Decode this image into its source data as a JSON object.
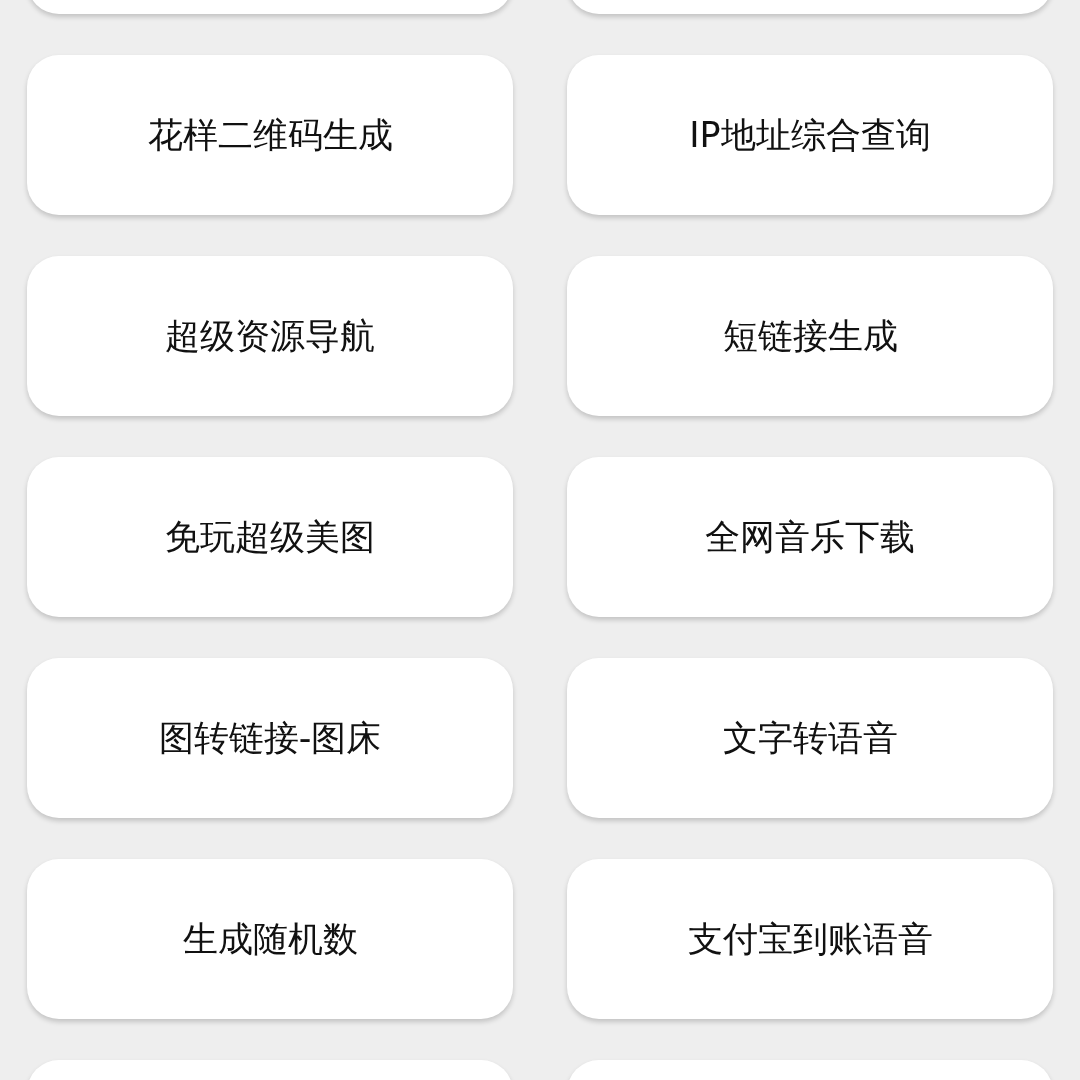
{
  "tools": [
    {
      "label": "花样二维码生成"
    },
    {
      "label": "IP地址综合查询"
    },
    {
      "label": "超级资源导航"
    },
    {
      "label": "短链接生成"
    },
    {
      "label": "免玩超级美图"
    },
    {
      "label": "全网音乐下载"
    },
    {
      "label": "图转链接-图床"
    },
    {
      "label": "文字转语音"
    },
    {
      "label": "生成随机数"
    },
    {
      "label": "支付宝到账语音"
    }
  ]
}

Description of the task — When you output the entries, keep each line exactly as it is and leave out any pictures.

Finished exercise —
Decode this image into its source data as a JSON object.
{
  "tools": [
    {
      "label": "花样二维码生成"
    },
    {
      "label": "IP地址综合查询"
    },
    {
      "label": "超级资源导航"
    },
    {
      "label": "短链接生成"
    },
    {
      "label": "免玩超级美图"
    },
    {
      "label": "全网音乐下载"
    },
    {
      "label": "图转链接-图床"
    },
    {
      "label": "文字转语音"
    },
    {
      "label": "生成随机数"
    },
    {
      "label": "支付宝到账语音"
    }
  ]
}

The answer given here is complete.